Dear Saint David’s School Community,

Sitting atop the highest peak in the foothills of the Blue Ridge Mountains, just outside Charlottesville, Virginia, I opened my summer; the season closed with me sitting cross-legged on the floor of a Buddhist Temple in the Hudson Highlands of New York.  It was a summer of profound contrast, setting the stage for Saint David’s 65th year.

Experiencing the architectural beauty of Monticello for the first time, one can’t help but admire the genius of Jefferson—a founding father of a nation and a university.  One also can’t help being struck by the incredible paradox Jefferson’s Monticello represents.  The very ideals of the Enlightenment that informed his authorship of a Declaration stand in stark contrast to the policies and practices of his day.  Although he was trapped by the prevailing culture of his time, Jefferson could see what others could not—a different moral country ahead.

Deliberate moral introspection, this year’s school-wide theme, comes from the first line of Saint David’s mission.  Falling between “rigorous academic pursuit” and “critical analysis of ideas and issues,” it demonstrates the wisdom of our school’s founders.  By placing it in the middle of the first sentence, they show us its primacy, while also revealing it as the glue that bonds a critical mind and rigorous pursuit with the moral, “the good.”

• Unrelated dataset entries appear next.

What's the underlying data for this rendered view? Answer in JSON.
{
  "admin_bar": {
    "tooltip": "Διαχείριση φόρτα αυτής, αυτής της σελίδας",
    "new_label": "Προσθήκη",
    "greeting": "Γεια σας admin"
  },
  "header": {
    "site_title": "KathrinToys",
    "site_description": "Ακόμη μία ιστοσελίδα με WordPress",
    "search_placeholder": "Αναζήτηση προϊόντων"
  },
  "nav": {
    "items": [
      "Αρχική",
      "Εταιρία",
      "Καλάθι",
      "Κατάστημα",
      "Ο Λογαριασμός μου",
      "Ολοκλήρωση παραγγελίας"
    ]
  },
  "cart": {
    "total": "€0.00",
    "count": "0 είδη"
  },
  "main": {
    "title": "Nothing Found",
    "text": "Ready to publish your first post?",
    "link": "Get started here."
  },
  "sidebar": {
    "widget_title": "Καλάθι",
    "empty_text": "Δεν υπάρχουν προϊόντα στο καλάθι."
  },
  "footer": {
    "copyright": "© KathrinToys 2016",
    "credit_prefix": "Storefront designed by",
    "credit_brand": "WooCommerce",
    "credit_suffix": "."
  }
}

In our Western (classical) tradition, introspection is valued.  Etched in stone on Apollo’s Temple at Delphi are the words “know thyself,” and St. Augustine, in the school’s faith tradition, certainly wrote extensively about introspection; that’s largely where it has stayed—on walls and in books.  Not widely practiced in today’s popular culture, introspection has given way to having needs and desires met now, on having the fastest, latest, and best immediately.  If we want to teach our boys introspection, we have to reclaim the tradition.

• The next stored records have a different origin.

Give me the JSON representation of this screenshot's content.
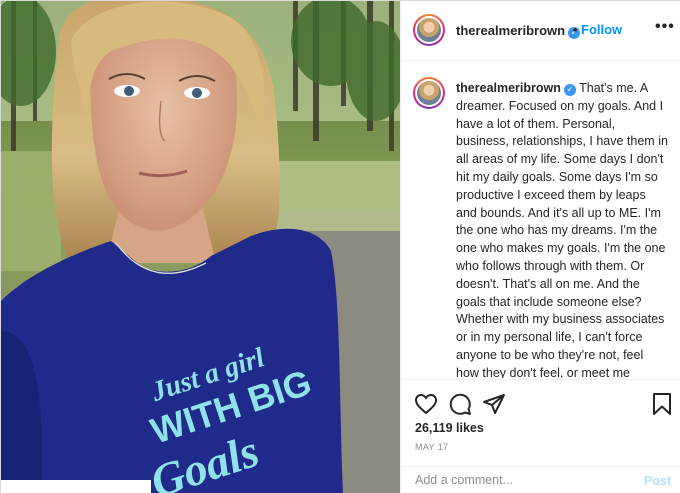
{
  "post": {
    "username": "therealmeribrown",
    "verified": true,
    "follow_separator": "•",
    "follow_label": "Follow",
    "more_label": "•••",
    "caption": "That's me. A dreamer. Focused on my goals. And I have a lot of them. Personal, business, relationships, I have them in all areas of my life. Some days I don't hit my daily goals. Some days I'm so productive I exceed them by leaps and bounds. And it's all up to ME. I'm the one who has my dreams. I'm the one who makes my goals. I'm the one who follows through with them. Or doesn't. That's all on me. And the goals that include someone else? Whether with my business associates or in my personal life, I can't force anyone to be who they're not, feel how they don't feel, or meet me anywhere they're not willing or able to meet me. And that's ok. I'll be here for them when they are. I can only control me.",
    "likes": "26,119 likes",
    "date": "MAY 17",
    "comment_placeholder": "Add a comment...",
    "post_label": "Post"
  },
  "photo": {
    "shirt_text_line1": "Just a girl",
    "shirt_text_line2": "WITH BIG",
    "shirt_text_line3": "Goals"
  },
  "icons": {
    "like": "heart-icon",
    "comment": "comment-icon",
    "share": "share-icon",
    "save": "bookmark-icon"
  },
  "colors": {
    "accent": "#0095f6",
    "verified": "#3897f0",
    "post_disabled": "#b2dffc",
    "shirt": "#1f2a8a",
    "shirt_print": "#8fe3e8"
  }
}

Eastern philosophies and religions have not lost this practice.  Introspection, they tell us, begins with the mind, and like any skill it must be practiced.  To know, shape, and liberate the mind, we first have to teach our boys to filter out the noise around them so that they may see what’s really there and develop mental qualities that weaken and undermine distractions.  We then need to teach them to reflect inward to find that quiet voice within.  When our boys learn to do this effectively, they can see more clearly what is truly important.  None of this is easy; it takes sustained effort to strengthen the moral core.  It’s our experience and what we repeatedly do, that leave a residue on our souls. (2)  What we choose to do, especially that which becomes routine, shapes our inner moral core.

Thursday, September 10, 2015

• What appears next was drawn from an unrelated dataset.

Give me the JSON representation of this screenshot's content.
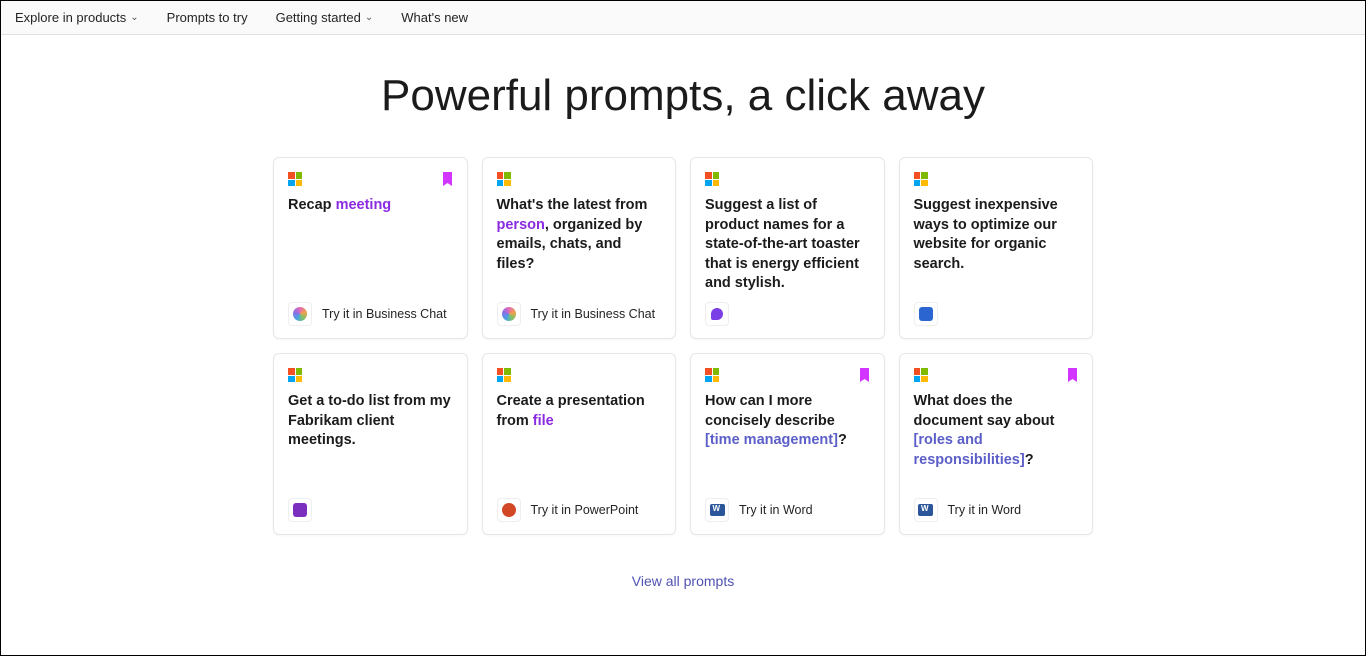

Saint David's Opens its 65th Year

I love the first day of school: greeting the boys as they return, the flurry of excitement, some nerves but mostly eager anticipation.

After a long and spectacular summer, we are back and excited to get down to the business of teaching and learning.

The spirit of Saint David's is epitomized by one of its most treasured first day of school traditions: our youngest boys being greeted and welcomed to their first day of school by our oldest boys.

The smiles on little boys' faces when they take the hand of an older boy are priceless.  The bond between younger and older boy is one of many ways we create a culture of caring and connection.

Wednesday, July 29, 2015

A Special Horizon Day

This morning I had the pleasure of visiting and speaking with Saint David's alums in Hume South who were here at school to learn about and help promote Horizons at Saint David's. 

All members of our Junior Advisory Board--Ben Singleton, Luke Jenkins, Rawson Faux, Peter Sughrue, James Flexner, Gian Fanelli, Chris Wirth, and Lincoln Foran--are working hard for the program.  This coming year they will be organizing several events in support of Horizons.  Watch out for Save the Dates.  If you're an older alum interested in getting involved, contact John Dearie or Meg Sheridan and they'll set you right.

In the photo you can see the young men visiting a Horizons classroom and meeting some of the boys they are supporting through their generous outreach.

Saint David's boys, now post-college young men set up in their professional fields, returning to contribute to the greater good--does it get any better than that!